■ TASK DIRECTIONS ■
The answer must restate every entry below word for word.

(Entries from a dataset of interfaces)
============
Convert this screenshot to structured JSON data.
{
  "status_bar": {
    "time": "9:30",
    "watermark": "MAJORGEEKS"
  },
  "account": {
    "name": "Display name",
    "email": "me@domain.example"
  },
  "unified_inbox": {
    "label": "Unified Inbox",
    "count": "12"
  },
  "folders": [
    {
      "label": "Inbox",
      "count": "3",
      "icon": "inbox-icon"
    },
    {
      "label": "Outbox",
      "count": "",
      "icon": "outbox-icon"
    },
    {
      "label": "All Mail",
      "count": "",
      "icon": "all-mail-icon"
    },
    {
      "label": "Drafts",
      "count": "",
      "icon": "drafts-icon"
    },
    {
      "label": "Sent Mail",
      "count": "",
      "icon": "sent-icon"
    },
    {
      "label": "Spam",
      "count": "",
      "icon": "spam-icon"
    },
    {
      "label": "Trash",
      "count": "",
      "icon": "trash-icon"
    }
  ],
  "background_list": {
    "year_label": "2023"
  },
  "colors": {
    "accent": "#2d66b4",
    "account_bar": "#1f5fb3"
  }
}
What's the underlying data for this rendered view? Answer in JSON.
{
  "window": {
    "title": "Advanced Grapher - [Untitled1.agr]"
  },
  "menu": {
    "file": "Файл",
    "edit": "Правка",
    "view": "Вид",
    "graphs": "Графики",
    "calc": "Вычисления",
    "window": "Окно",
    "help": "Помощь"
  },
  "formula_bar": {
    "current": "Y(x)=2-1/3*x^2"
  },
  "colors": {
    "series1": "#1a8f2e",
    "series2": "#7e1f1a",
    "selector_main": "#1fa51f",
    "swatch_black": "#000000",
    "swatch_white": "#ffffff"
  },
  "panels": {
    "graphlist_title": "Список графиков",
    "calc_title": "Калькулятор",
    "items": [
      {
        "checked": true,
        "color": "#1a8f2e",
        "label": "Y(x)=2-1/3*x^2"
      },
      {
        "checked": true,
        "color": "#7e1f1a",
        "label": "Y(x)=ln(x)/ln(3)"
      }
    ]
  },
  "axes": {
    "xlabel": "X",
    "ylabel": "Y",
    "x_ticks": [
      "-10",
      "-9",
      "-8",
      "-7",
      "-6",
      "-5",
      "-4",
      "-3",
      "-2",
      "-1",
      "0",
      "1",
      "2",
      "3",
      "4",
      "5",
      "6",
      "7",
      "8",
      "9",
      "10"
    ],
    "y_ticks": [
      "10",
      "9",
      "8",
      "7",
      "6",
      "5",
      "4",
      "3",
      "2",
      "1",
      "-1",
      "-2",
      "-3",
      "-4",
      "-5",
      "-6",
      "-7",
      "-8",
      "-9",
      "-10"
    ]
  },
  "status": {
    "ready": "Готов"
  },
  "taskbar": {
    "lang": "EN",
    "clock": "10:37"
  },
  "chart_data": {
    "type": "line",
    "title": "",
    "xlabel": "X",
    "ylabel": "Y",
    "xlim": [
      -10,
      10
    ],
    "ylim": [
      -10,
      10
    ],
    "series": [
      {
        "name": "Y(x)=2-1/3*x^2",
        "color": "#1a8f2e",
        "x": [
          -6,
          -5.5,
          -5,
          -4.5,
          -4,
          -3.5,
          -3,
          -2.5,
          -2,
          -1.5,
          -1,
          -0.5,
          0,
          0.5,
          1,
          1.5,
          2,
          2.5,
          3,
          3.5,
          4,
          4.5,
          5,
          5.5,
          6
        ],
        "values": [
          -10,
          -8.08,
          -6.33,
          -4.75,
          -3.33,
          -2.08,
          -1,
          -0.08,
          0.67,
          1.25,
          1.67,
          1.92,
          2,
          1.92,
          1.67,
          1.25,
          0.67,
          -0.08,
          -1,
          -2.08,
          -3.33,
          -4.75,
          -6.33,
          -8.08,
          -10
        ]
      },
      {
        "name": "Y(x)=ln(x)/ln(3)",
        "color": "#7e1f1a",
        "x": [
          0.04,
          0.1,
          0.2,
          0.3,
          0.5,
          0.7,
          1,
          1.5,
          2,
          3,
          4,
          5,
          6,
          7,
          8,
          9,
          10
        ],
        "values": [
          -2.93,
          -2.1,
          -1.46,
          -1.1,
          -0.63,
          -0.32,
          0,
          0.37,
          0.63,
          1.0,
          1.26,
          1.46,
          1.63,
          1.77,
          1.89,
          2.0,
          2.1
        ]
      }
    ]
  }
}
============
■ RESPONSE ■
Convert this screenshot to structured JSON data.
{
  "status_bar": {
    "time": "9:30",
    "watermark": "MAJORGEEKS"
  },
  "account": {
    "name": "Display name",
    "email": "me@domain.example"
  },
  "unified_inbox": {
    "label": "Unified Inbox",
    "count": "12"
  },
  "folders": [
    {
      "label": "Inbox",
      "count": "3",
      "icon": "inbox-icon"
    },
    {
      "label": "Outbox",
      "count": "",
      "icon": "outbox-icon"
    },
    {
      "label": "All Mail",
      "count": "",
      "icon": "all-mail-icon"
    },
    {
      "label": "Drafts",
      "count": "",
      "icon": "drafts-icon"
    },
    {
      "label": "Sent Mail",
      "count": "",
      "icon": "sent-icon"
    },
    {
      "label": "Spam",
      "count": "",
      "icon": "spam-icon"
    },
    {
      "label": "Trash",
      "count": "",
      "icon": "trash-icon"
    }
  ],
  "background_list": {
    "year_label": "2023"
  },
  "colors": {
    "accent": "#2d66b4",
    "account_bar": "#1f5fb3"
  }
}
What's the underlying data for this rendered view? Answer in JSON.
{
  "window": {
    "title": "Advanced Grapher - [Untitled1.agr]"
  },
  "menu": {
    "file": "Файл",
    "edit": "Правка",
    "view": "Вид",
    "graphs": "Графики",
    "calc": "Вычисления",
    "window": "Окно",
    "help": "Помощь"
  },
  "formula_bar": {
    "current": "Y(x)=2-1/3*x^2"
  },
  "colors": {
    "series1": "#1a8f2e",
    "series2": "#7e1f1a",
    "selector_main": "#1fa51f",
    "swatch_black": "#000000",
    "swatch_white": "#ffffff"
  },
  "panels": {
    "graphlist_title": "Список графиков",
    "calc_title": "Калькулятор",
    "items": [
      {
        "checked": true,
        "color": "#1a8f2e",
        "label": "Y(x)=2-1/3*x^2"
      },
      {
        "checked": true,
        "color": "#7e1f1a",
        "label": "Y(x)=ln(x)/ln(3)"
      }
    ]
  },
  "axes": {
    "xlabel": "X",
    "ylabel": "Y",
    "x_ticks": [
      "-10",
      "-9",
      "-8",
      "-7",
      "-6",
      "-5",
      "-4",
      "-3",
      "-2",
      "-1",
      "0",
      "1",
      "2",
      "3",
      "4",
      "5",
      "6",
      "7",
      "8",
      "9",
      "10"
    ],
    "y_ticks": [
      "10",
      "9",
      "8",
      "7",
      "6",
      "5",
      "4",
      "3",
      "2",
      "1",
      "-1",
      "-2",
      "-3",
      "-4",
      "-5",
      "-6",
      "-7",
      "-8",
      "-9",
      "-10"
    ]
  },
  "status": {
    "ready": "Готов"
  },
  "taskbar": {
    "lang": "EN",
    "clock": "10:37"
  },
  "chart_data": {
    "type": "line",
    "title": "",
    "xlabel": "X",
    "ylabel": "Y",
    "xlim": [
      -10,
      10
    ],
    "ylim": [
      -10,
      10
    ],
    "series": [
      {
        "name": "Y(x)=2-1/3*x^2",
        "color": "#1a8f2e",
        "x": [
          -6,
          -5.5,
          -5,
          -4.5,
          -4,
          -3.5,
          -3,
          -2.5,
          -2,
          -1.5,
          -1,
          -0.5,
          0,
          0.5,
          1,
          1.5,
          2,
          2.5,
          3,
          3.5,
          4,
          4.5,
          5,
          5.5,
          6
        ],
        "values": [
          -10,
          -8.08,
          -6.33,
          -4.75,
          -3.33,
          -2.08,
          -1,
          -0.08,
          0.67,
          1.25,
          1.67,
          1.92,
          2,
          1.92,
          1.67,
          1.25,
          0.67,
          -0.08,
          -1,
          -2.08,
          -3.33,
          -4.75,
          -6.33,
          -8.08,
          -10
        ]
      },
      {
        "name": "Y(x)=ln(x)/ln(3)",
        "color": "#7e1f1a",
        "x": [
          0.04,
          0.1,
          0.2,
          0.3,
          0.5,
          0.7,
          1,
          1.5,
          2,
          3,
          4,
          5,
          6,
          7,
          8,
          9,
          10
        ],
        "values": [
          -2.93,
          -2.1,
          -1.46,
          -1.1,
          -0.63,
          -0.32,
          0,
          0.37,
          0.63,
          1.0,
          1.26,
          1.46,
          1.63,
          1.77,
          1.89,
          2.0,
          2.1
        ]
      }
    ]
  }
}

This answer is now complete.